The angle on behavior called "skillful" is interesting, manipulative, but interesting. I mean, an innocent person has no need for skill. The iChing, being a mathematical system, for instance, has 64,247 situations of wise advice. Would you do a piece listing five skillful behaviors for us please, in the typical style, perhaps just a sampling from your source? I am very curious how the advice is presented in English. Thanks.
Well, here's my best understanding in the matter: unskillful behavior, at its simplest level, describes actions—or patterns of action—whose results bring harm to myself or others. This passage from “The Wings to Awakening” might be more than the “sampling” Carly asked for and takes a good bit of reading, but I offer it as a serious answer to a serious question. It’s worth the effort. Here’s a small piece at the heart of what Thanissaro Bhikkhu has to say:
Anyone who has mastered a skill will realize that the process of attaining mastery requires attention to three things: (1) to pre-existing conditions, (2) to what one is doing in relation to those conditions, and (3) to the results that come from one's actions. This threefold focus enables one to monitor one's actions and adjust them accordingly. In this way, one's attention to conditions, actions, and effects allows the results of an action to feed back into future action, thus allowing for refinement in one's skill. By working out the implications of these requirements, the Buddha arrived at the principle of this/that conditionality, in which multiple feedback loops — sensitive to pre-existing conditions, to present input, and to their combined outcome — account for the incredible complexity of the world of experience in a way similar to that of modern theories of "deterministic chaos." In this sense, even though this/that conditionality may seem somewhat alien when viewed in the abstract, it is actually a very familiar but overlooked assumption that underlies all conscious, purposeful action.
I’m not sure that innocence enters into the picture here. All of us find ourselves in situations where actions are called for every day and the point, insofar as I correctly understand the Buddhist view, is that we are able to observe the results of those actions and determine whether they are desirable or undesirable by judging their effect. The unskillful action, as I say, is the one that results in harm.
Carly asked for examples of skillful behaviors. Let me take simple, personal ones, with the hope that they are not too trivial to meet his request.
1. A classic: I’m driving on the freeway in heavy traffic and someone cuts me off. The unskillful action is to allow my anger to get the better of me and return the favor in a rage. Or speed up beside him and offer him the finger. Undesirable result: everyone’s temperature goes up, and no one gets ahead any faster. The skillful action is to observe the anger as it arises, recognize it for what it is—just another passing feeling—and allow it to dissipate. Desirable result: a calmer ulcer, a more pleasant day, more harmony in the universe. And less harm to self and others.
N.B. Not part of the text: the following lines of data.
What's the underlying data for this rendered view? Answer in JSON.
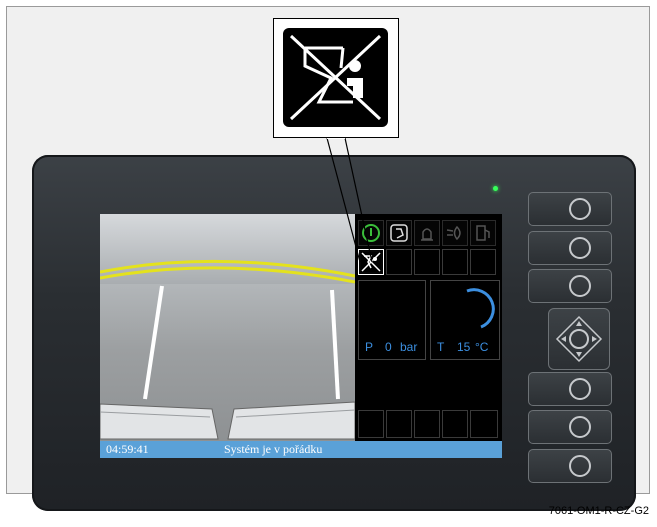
{
  "status_bar": {
    "time": "04:59:41",
    "message": "Systém je v pořádku"
  },
  "gauges": {
    "pressure": {
      "label": "P",
      "value": "0",
      "unit": "bar"
    },
    "temperature": {
      "label": "T",
      "value": "15",
      "unit": "°C"
    }
  },
  "figure_code": "7061-OM1-R-CZ-G2",
  "colors": {
    "status_bar": "#5aa1d8",
    "gauge_text": "#3c8fe0",
    "indicator_active": "#3bbf3b",
    "led": "#36ff5a"
  },
  "icons": {
    "top_row": [
      "power-icon",
      "driver-seat-icon",
      "warning-light-icon",
      "headlight-icon",
      "fuel-pump-icon"
    ],
    "highlighted": "driver-absent-crossed-icon"
  }
}
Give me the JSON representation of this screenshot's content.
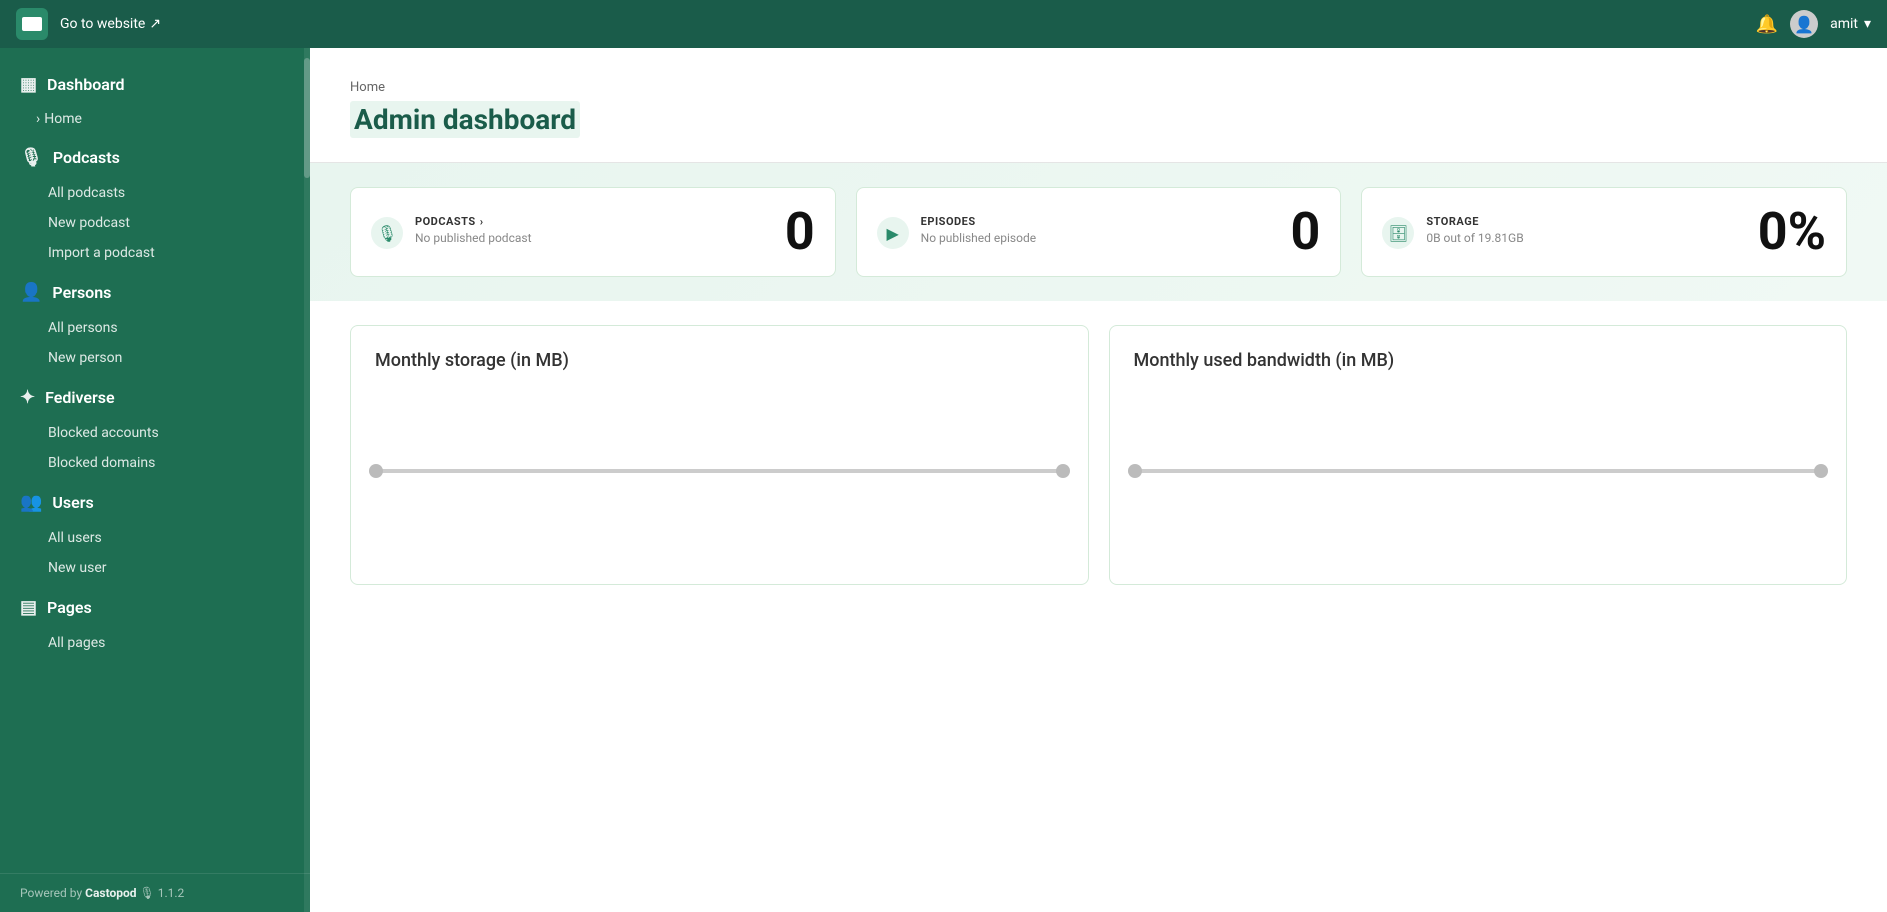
{
  "topbar": {
    "goto_label": "Go to website",
    "goto_icon": "external-link-icon",
    "logo_alt": "Castopod logo",
    "bell_icon": "bell-icon",
    "user_name": "amit",
    "chevron_icon": "chevron-down-icon",
    "avatar_icon": "account-circle-icon"
  },
  "sidebar": {
    "sections": [
      {
        "id": "dashboard",
        "label": "Dashboard",
        "icon": "dashboard-icon",
        "children": [
          {
            "id": "home",
            "label": "Home",
            "prefix": "›"
          }
        ]
      },
      {
        "id": "podcasts",
        "label": "Podcasts",
        "icon": "mic-icon",
        "children": [
          {
            "id": "all-podcasts",
            "label": "All podcasts"
          },
          {
            "id": "new-podcast",
            "label": "New podcast"
          },
          {
            "id": "import-podcast",
            "label": "Import a podcast"
          }
        ]
      },
      {
        "id": "persons",
        "label": "Persons",
        "icon": "person-icon",
        "children": [
          {
            "id": "all-persons",
            "label": "All persons"
          },
          {
            "id": "new-person",
            "label": "New person"
          }
        ]
      },
      {
        "id": "fediverse",
        "label": "Fediverse",
        "icon": "star-icon",
        "children": [
          {
            "id": "blocked-accounts",
            "label": "Blocked accounts"
          },
          {
            "id": "blocked-domains",
            "label": "Blocked domains"
          }
        ]
      },
      {
        "id": "users",
        "label": "Users",
        "icon": "users-icon",
        "children": [
          {
            "id": "all-users",
            "label": "All users"
          },
          {
            "id": "new-user",
            "label": "New user"
          }
        ]
      },
      {
        "id": "pages",
        "label": "Pages",
        "icon": "pages-icon",
        "children": [
          {
            "id": "all-pages",
            "label": "All pages"
          }
        ]
      }
    ],
    "footer": {
      "prefix": "Powered by",
      "brand": "Castopod",
      "version": "1.1.2"
    }
  },
  "main": {
    "breadcrumb": "Home",
    "page_title": "Admin dashboard",
    "stats": [
      {
        "id": "podcasts-stat",
        "label": "PODCASTS",
        "link_icon": "›",
        "sublabel": "No published podcast",
        "value": "0",
        "icon": "mic-icon"
      },
      {
        "id": "episodes-stat",
        "label": "EPISODES",
        "sublabel": "No published episode",
        "value": "0",
        "icon": "play-icon"
      },
      {
        "id": "storage-stat",
        "label": "STORAGE",
        "sublabel": "0B out of 19.81GB",
        "value": "0%",
        "icon": "storage-icon"
      }
    ],
    "charts": [
      {
        "id": "monthly-storage",
        "title": "Monthly storage (in MB)"
      },
      {
        "id": "monthly-bandwidth",
        "title": "Monthly used bandwidth (in MB)"
      }
    ]
  }
}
2. Dinner time. I’m just a little overweight (true!) and I know that the second helping of roast beef and Yorkshire pudding (sorry, I’m English! Let's say, spaghetti alfredo) will do nothing to improve the situation. The unskillful action of course is to take the second helping. Undesirable result: more weight gain, less sound sleep, more discomfort in the morning. The skillful action, then, is to observe the desire arising, see it for what it is (greed!)—perhaps even find its source in old habits—and decline the second helping. Result: less harm to self and the environment (you’ve heard about beef, right?) along with better health for me, and the satisfaction of being in control of my appetites (I wish!)
3. I have an appointment for this afternoon, and need to prepare and leave in time to arrive at the appropriate moment. Unskillful action: I postpone my preparation and fiddle around instead with the damn blog. I get involved, fail to notice the passage of time, and leave later than I had intended. Undesirable result: I arrive late for the meeting, piss off the person I’ve arranged to meet, and don’t have the information I need to produce a successful outcome. The skillful action, of course, is to spend the time I need in the morning to put my facts together, to be aware of the time, and to leave enough of it for a prompt arrival. The desirable results are too obvious to mention.
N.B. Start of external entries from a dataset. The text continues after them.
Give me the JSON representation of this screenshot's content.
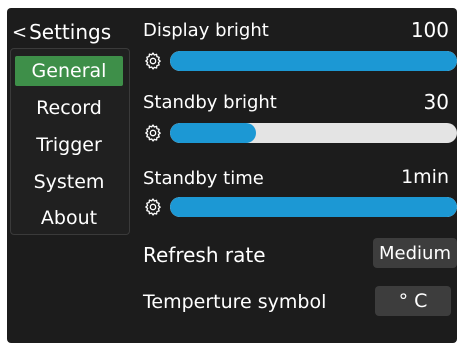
{
  "sidebar": {
    "back_label": "Settings",
    "items": [
      {
        "label": "General",
        "active": true
      },
      {
        "label": "Record"
      },
      {
        "label": "Trigger"
      },
      {
        "label": "System"
      },
      {
        "label": "About"
      }
    ]
  },
  "settings": {
    "display_bright": {
      "label": "Display bright",
      "value": "100",
      "level": 1.0
    },
    "standby_bright": {
      "label": "Standby bright",
      "value": "30",
      "level": 0.3
    },
    "standby_time": {
      "label": "Standby time",
      "value": "1min",
      "level": 1.0
    },
    "refresh_rate": {
      "label": "Refresh rate",
      "value": "Medium"
    },
    "temperature_symbol": {
      "label": "Temperture symbol",
      "value": "° C"
    }
  },
  "colors": {
    "accent_green": "#3e8f49",
    "slider_blue": "#1c98d4",
    "track_gray": "#e4e4e4",
    "background": "#1c1c1c"
  },
  "icons": {
    "back": "chevron-left-icon",
    "slider": "gear-icon"
  }
}
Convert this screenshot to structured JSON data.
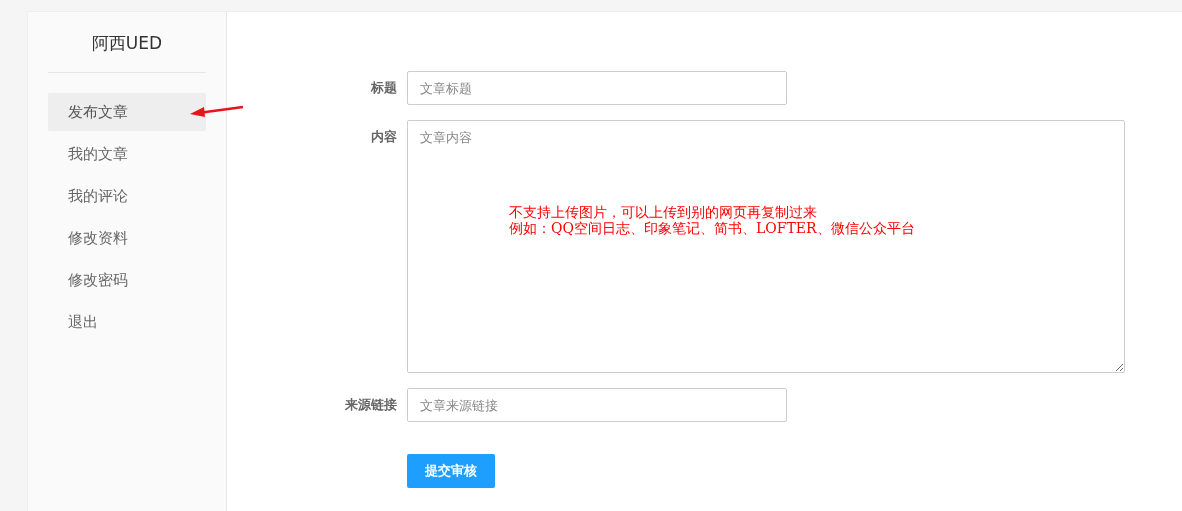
{
  "sidebar": {
    "title": "阿西UED",
    "items": [
      {
        "label": "发布文章",
        "selected": true
      },
      {
        "label": "我的文章",
        "selected": false
      },
      {
        "label": "我的评论",
        "selected": false
      },
      {
        "label": "修改资料",
        "selected": false
      },
      {
        "label": "修改密码",
        "selected": false
      },
      {
        "label": "退出",
        "selected": false
      }
    ]
  },
  "form": {
    "fields": [
      {
        "kind": "input",
        "label": "标题",
        "placeholder": "文章标题"
      },
      {
        "kind": "textarea",
        "label": "内容",
        "placeholder": "文章内容",
        "note": [
          "不支持上传图片，可以上传到别的网页再复制过来",
          "例如：QQ空间日志、印象笔记、简书、LOFTER、微信公众平台"
        ]
      },
      {
        "kind": "input",
        "label": "来源链接",
        "placeholder": "文章来源链接"
      }
    ],
    "submit": "提交审核"
  }
}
I can count well enough to know that this is three, not the five requested, but you get the idea… I’m not convinced that any more would help. The Buddha’s most useful wisdom arises, I believe, from the observation of such everyday behaviors, and is most helpful guiding us in this way in our lives. The big abstractions don’t count for much, to me. It’s all about consciousness, about not sleep-walking through the day, about being aware of my actions and their results. It’s about the way I choose to live my life, the freedom from compulsions and addictions, and the progress toward as much enlightenment and happiness as I’m capable of.
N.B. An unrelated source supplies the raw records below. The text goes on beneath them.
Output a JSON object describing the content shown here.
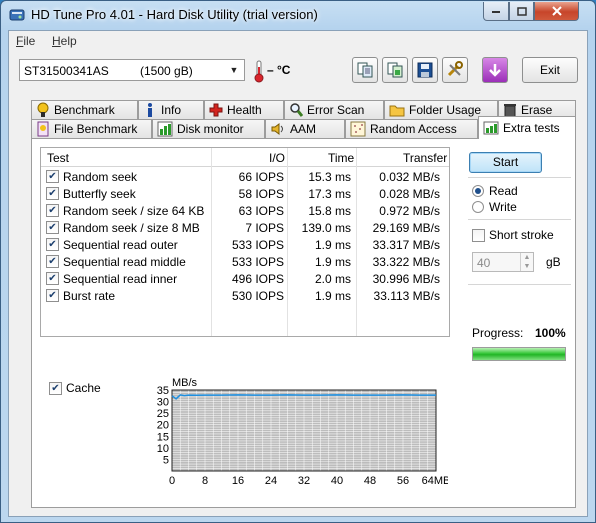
{
  "window": {
    "title": "HD Tune Pro 4.01 - Hard Disk Utility (trial version)"
  },
  "menu": [
    {
      "first": "F",
      "rest": "ile"
    },
    {
      "first": "H",
      "rest": "elp"
    }
  ],
  "toolbar": {
    "drive_name": "ST31500341AS",
    "drive_size": "(1500 gB)",
    "temperature": "– °C",
    "exit_label": "Exit"
  },
  "tabs_top": [
    "Benchmark",
    "Info",
    "Health",
    "Error Scan",
    "Folder Usage",
    "Erase"
  ],
  "tabs_bottom": [
    "File Benchmark",
    "Disk monitor",
    "AAM",
    "Random Access",
    "Extra tests"
  ],
  "table": {
    "headers": {
      "test": "Test",
      "io": "I/O",
      "time": "Time",
      "transfer": "Transfer"
    },
    "rows": [
      {
        "test": "Random seek",
        "io": "66 IOPS",
        "time": "15.3 ms",
        "transfer": "0.032 MB/s"
      },
      {
        "test": "Butterfly seek",
        "io": "58 IOPS",
        "time": "17.3 ms",
        "transfer": "0.028 MB/s"
      },
      {
        "test": "Random seek / size 64 KB",
        "io": "63 IOPS",
        "time": "15.8 ms",
        "transfer": "0.972 MB/s"
      },
      {
        "test": "Random seek / size 8 MB",
        "io": "7 IOPS",
        "time": "139.0 ms",
        "transfer": "29.169 MB/s"
      },
      {
        "test": "Sequential read outer",
        "io": "533 IOPS",
        "time": "1.9 ms",
        "transfer": "33.317 MB/s"
      },
      {
        "test": "Sequential read middle",
        "io": "533 IOPS",
        "time": "1.9 ms",
        "transfer": "33.322 MB/s"
      },
      {
        "test": "Sequential read inner",
        "io": "496 IOPS",
        "time": "2.0 ms",
        "transfer": "30.996 MB/s"
      },
      {
        "test": "Burst rate",
        "io": "530 IOPS",
        "time": "1.9 ms",
        "transfer": "33.113 MB/s"
      }
    ]
  },
  "controls": {
    "start_label": "Start",
    "read_label": "Read",
    "write_label": "Write",
    "short_stroke_label": "Short stroke",
    "stroke_value": "40",
    "stroke_unit": "gB",
    "progress_label": "Progress:",
    "progress_value": "100%",
    "progress_fraction": 1.0,
    "cache_label": "Cache"
  },
  "colors": {
    "grid": "#ffffff",
    "plot_bg": "#bcbcbc",
    "line": "#1d8fe0",
    "accent": "#3c7fb1"
  },
  "chart_data": {
    "type": "line",
    "ylabel": "MB/s",
    "xlabel": "",
    "x_unit": "MB",
    "ylim": [
      0,
      35
    ],
    "xlim": [
      0,
      64
    ],
    "yticks": [
      5,
      10,
      15,
      20,
      25,
      30,
      35
    ],
    "xticks": [
      "0",
      "8",
      "16",
      "24",
      "32",
      "40",
      "48",
      "56",
      "64MB"
    ],
    "grid": true,
    "series": [
      {
        "x": [
          0,
          1,
          2,
          3,
          4,
          6,
          8,
          12,
          16,
          20,
          24,
          28,
          32,
          36,
          40,
          44,
          48,
          52,
          56,
          60,
          64
        ],
        "values": [
          32.5,
          31.2,
          32.9,
          32.6,
          32.8,
          32.7,
          32.8,
          32.8,
          32.9,
          32.8,
          32.8,
          32.9,
          32.8,
          32.8,
          32.9,
          32.8,
          32.8,
          32.8,
          32.9,
          32.8,
          32.8
        ]
      }
    ]
  }
}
Cardozo came up with the interesting idea, on reading the above, to open up a forum for those who might care to do so to write in personal examples of their unskillful behaviors and the results. A kind of Buddhist confessional, I suppose, which might stimulate deeper self-awareness---and perhaps an opportunity to share, mend and move on. We're debating how that might be done. I'd welcome your thoughts and suggestions.